In ‘Great Expectations’ Dickens’ language and narrative techniques are very simple and effective. Dickens is famous for his use of language to describe people, places and features of landscapes. Dickens is very good at generating a visual image in the reader’s mind of what is being described. For example when Pip makes a visit to Satis House just before Miss Havisham’s death, there is a vivid description of the area he walks through.
Dickens uses gloomy and saddening sentences like ‘the swell of the old organ was borne to my ears like funeral music’ (Ch.10 p.390). A sentence like this injects an atmosphere into the readers of the decay and ending of life which all builds up to such an event; the death of Miss Havisham. Also, Charles Dickens’ use of language to create characters is an important aspect of his writing. The names of Charles Dickens’ characters give an idea of their character. This is known as characternym and is used with almost all the characters in the novel. For example, the name Jaggers. This gives the impression of a strong willed man who is not to be crossed. Pumblechook: this sounds like someone who is full of his own importance and is rather foolish. Characternym is good because it makes it easy to associate a character with their personality and it gives a quick impression of what they are like.

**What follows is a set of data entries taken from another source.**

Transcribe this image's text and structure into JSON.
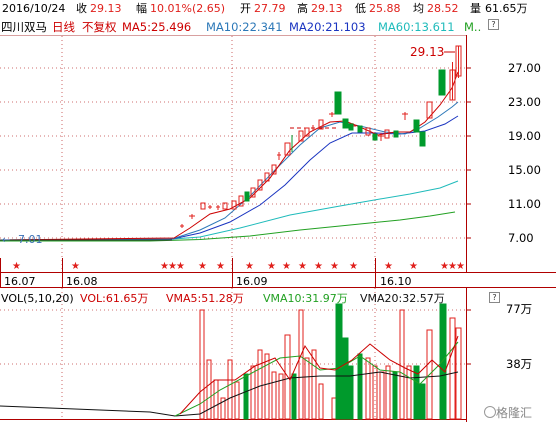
{
  "quote_bar": {
    "date": "2016/10/24",
    "close_label": "收",
    "close": "29.13",
    "change_label": "幅",
    "change": "10.01%(2.65)",
    "open_label": "开",
    "open": "27.79",
    "high_label": "高",
    "high": "29.13",
    "low_label": "低",
    "low": "25.88",
    "avg_label": "均",
    "avg": "28.52",
    "volume_label": "量",
    "volume": "61.65万"
  },
  "chart_header": {
    "stock_name": "四川双马",
    "period": "日线",
    "adjust": "不复权",
    "ma5": "MA5:25.496",
    "ma10": "MA10:22.341",
    "ma20": "MA20:21.103",
    "ma60": "MA60:13.611",
    "more": "M..",
    "help": "?"
  },
  "price_axis": [
    "27.00",
    "23.00",
    "19.00",
    "15.00",
    "11.00",
    "7.00"
  ],
  "price_high_marker": "29.13",
  "price_low_marker": "7.01",
  "date_axis": [
    "16.07",
    "16.08",
    "16.09",
    "16.10"
  ],
  "volume_header": {
    "indicator": "VOL(5,10,20)",
    "vol": "VOL:61.65万",
    "vma5": "VMA5:51.28万",
    "vma10": "VMA10:31.97万",
    "vma20": "VMA20:32.57万",
    "help": "?"
  },
  "volume_axis": [
    "77万",
    "38万"
  ],
  "watermark": "格隆汇",
  "colors": {
    "up": "#e0201c",
    "down": "#009a2c",
    "ma5": "#cc0000",
    "ma10": "#2c78b8",
    "ma20": "#1a34c0",
    "ma60": "#1fbbbb",
    "ma120": "#22a022",
    "grid": "#b00000",
    "header_blue": "#0000cc"
  }
}
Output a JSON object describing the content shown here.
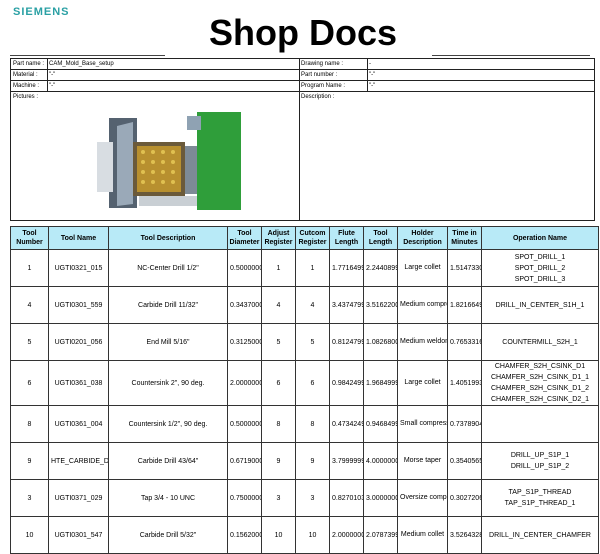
{
  "brand": "SIEMENS",
  "title": "Shop Docs",
  "header": {
    "part_name_label": "Part name :",
    "part_name_value": "CAM_Mold_Base_setup",
    "material_label": "Material :",
    "material_value": "\"-\"",
    "machine_label": "Machine :",
    "machine_value": "\"-\"",
    "pictures_label": "Pictures :",
    "drawing_name_label": "Drawing name :",
    "drawing_name_value": "-",
    "part_number_label": "Part number :",
    "part_number_value": "\"-\"",
    "program_name_label": "Program Name :",
    "program_name_value": "\"-\"",
    "description_label": "Description :"
  },
  "table": {
    "headers": [
      "Tool Number",
      "Tool Name",
      "Tool Description",
      "Tool Diameter",
      "Adjust Register",
      "Cutcom Register",
      "Flute Length",
      "Tool Length",
      "Holder Description",
      "Time in Minutes",
      "Operation Name"
    ],
    "rows": [
      {
        "num": "1",
        "name": "UGTI0321_015",
        "desc": "NC-Center Drill 1/2\"",
        "dia": "0.5000000",
        "adj": "1",
        "cut": "1",
        "flute": "1.7716499",
        "len": "2.2440899",
        "holder": "Large collet",
        "time": "1.5147330",
        "ops": [
          "SPOT_DRILL_1",
          "SPOT_DRILL_2",
          "SPOT_DRILL_3"
        ]
      },
      {
        "num": "4",
        "name": "UGTI0301_559",
        "desc": "Carbide Drill 11/32\"",
        "dia": "0.3437000",
        "adj": "4",
        "cut": "4",
        "flute": "3.4374799",
        "len": "3.5162200",
        "holder": "Medium compression",
        "time": "1.8216649",
        "ops": [
          "DRILL_IN_CENTER_S1H_1"
        ]
      },
      {
        "num": "5",
        "name": "UGTI0201_056",
        "desc": "End Mill 5/16\"",
        "dia": "0.3125000",
        "adj": "5",
        "cut": "5",
        "flute": "0.8124799",
        "len": "1.0826800",
        "holder": "Medium weldon",
        "time": "0.7653316",
        "ops": [
          "COUNTERMILL_S2H_1"
        ]
      },
      {
        "num": "6",
        "name": "UGTI0361_038",
        "desc": "Countersink 2\", 90 deg.",
        "dia": "2.0000000",
        "adj": "6",
        "cut": "6",
        "flute": "0.9842499",
        "len": "1.9684999",
        "holder": "Large collet",
        "time": "1.4051993",
        "ops": [
          "CHAMFER_S2H_CSINK_D1",
          "CHAMFER_S2H_CSINK_D1_1",
          "CHAMFER_S2H_CSINK_D1_2",
          "CHAMFER_S2H_CSINK_D2_1"
        ]
      },
      {
        "num": "8",
        "name": "UGTI0361_004",
        "desc": "Countersink 1/2\", 90 deg.",
        "dia": "0.5000000",
        "adj": "8",
        "cut": "8",
        "flute": "0.4734249",
        "len": "0.9468499",
        "holder": "Small compression",
        "time": "0.7378904",
        "ops": []
      },
      {
        "num": "9",
        "name": "HTE_CARBIDE_DR",
        "desc": "Carbide Drill 43/64\"",
        "dia": "0.6719000",
        "adj": "9",
        "cut": "9",
        "flute": "3.7999999",
        "len": "4.0000000",
        "holder": "Morse taper",
        "time": "0.3540565",
        "ops": [
          "DRILL_UP_S1P_1",
          "DRILL_UP_S1P_2"
        ]
      },
      {
        "num": "3",
        "name": "UGTI0371_029",
        "desc": "Tap 3/4 - 10 UNC",
        "dia": "0.7500000",
        "adj": "3",
        "cut": "3",
        "flute": "0.8270103",
        "len": "3.0000000",
        "holder": "Oversize compression",
        "time": "0.3027206",
        "ops": [
          "TAP_S1P_THREAD",
          "TAP_S1P_THREAD_1"
        ]
      },
      {
        "num": "10",
        "name": "UGTI0301_547",
        "desc": "Carbide Drill 5/32\"",
        "dia": "0.1562000",
        "adj": "10",
        "cut": "10",
        "flute": "2.0000000",
        "len": "2.0787399",
        "holder": "Medium collet",
        "time": "3.5264328",
        "ops": [
          "DRILL_IN_CENTER_CHAMFER"
        ]
      }
    ]
  },
  "colors": {
    "brand": "#2aa0a4",
    "header_bg": "#b8eaf7",
    "part_green": "#2f9e3a"
  }
}
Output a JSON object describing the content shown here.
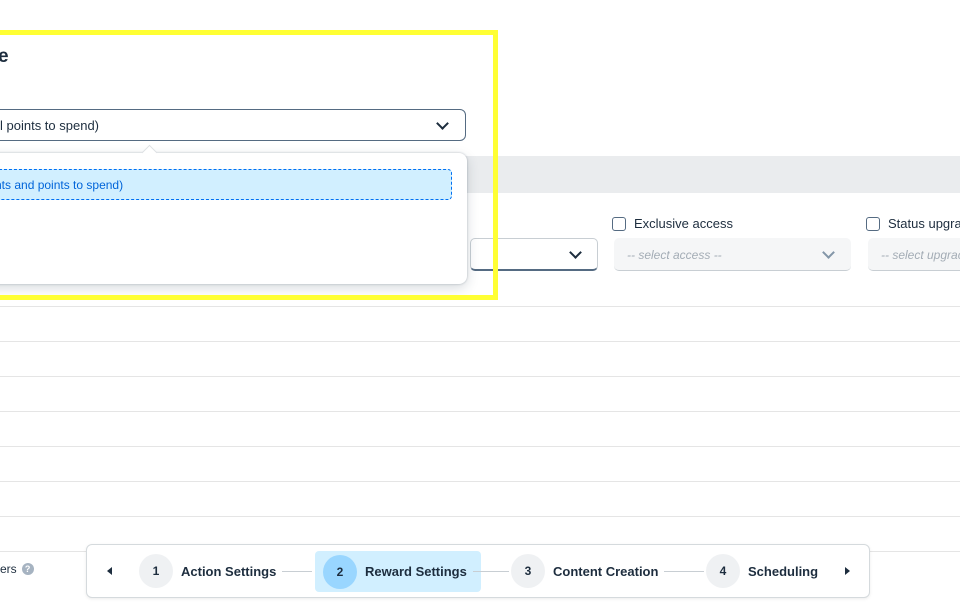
{
  "section": {
    "title": "e"
  },
  "reward_type_select": {
    "value": "l points to spend)",
    "options": [
      {
        "label": "nts and points to spend)",
        "selected": true
      }
    ]
  },
  "exclusive_access": {
    "label": "Exclusive access",
    "placeholder": "-- select access --"
  },
  "status_upgrade": {
    "label": "Status upgrad",
    "placeholder": "-- select upgrac"
  },
  "tiers": {
    "label": "tiers",
    "help_icon": "?"
  },
  "wizard": {
    "steps": [
      {
        "number": "1",
        "label": "Action Settings",
        "active": false
      },
      {
        "number": "2",
        "label": "Reward Settings",
        "active": true
      },
      {
        "number": "3",
        "label": "Content Creation",
        "active": false
      },
      {
        "number": "4",
        "label": "Scheduling",
        "active": false
      }
    ],
    "prev_icon": "caret-left-icon",
    "next_icon": "caret-right-icon"
  },
  "colors": {
    "highlight": "#ffff33",
    "selected_option_bg": "#d1efff",
    "selected_option_text": "#0064d9",
    "active_step_bg": "#d1efff",
    "active_step_circle": "#99d6ff",
    "header_band": "#eaecee"
  }
}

Towards the end of novel Pip begins to learn about the most important things in his character: selflessness, humility and compassion. He learns this through the arrival of Magwitch and the reality of who his benefactor is. He demonstrates the significant change in him when Biddy asks him about his obsession with Estella. He tells her that ‘that poor dream, as I once used to call it; has all gone by, Biddy, all done by!’ (Ch. 19 p.476). When Pip agrees to help Magwitch his character begins a gradual change. He stands by Magwitch and visits him in prison and even helps him escape from London. This shows warmth in his character and dedication to a man whom he owes so much. However, Pip realises that he cannot be happy living as a gentleman and believes that he would like to return to the forge and settle down with Biddy.
To conclude, Pip is continuously learning about life and it is obvious to see a strong development in his character. His childhood innocence and satisfactory way of living is shattered by his visits to Satis house. He drifts away from his roots at the forge and experiences a luxury way of living whilst staying in the centre of London. However, he comes to recognize the importance of family and realises that he cannot escape his humble background. He learns what it is like to live his dreams and ambitions and experiences the rises and falls of a high status life. And most importantly, he learns what it means to be human.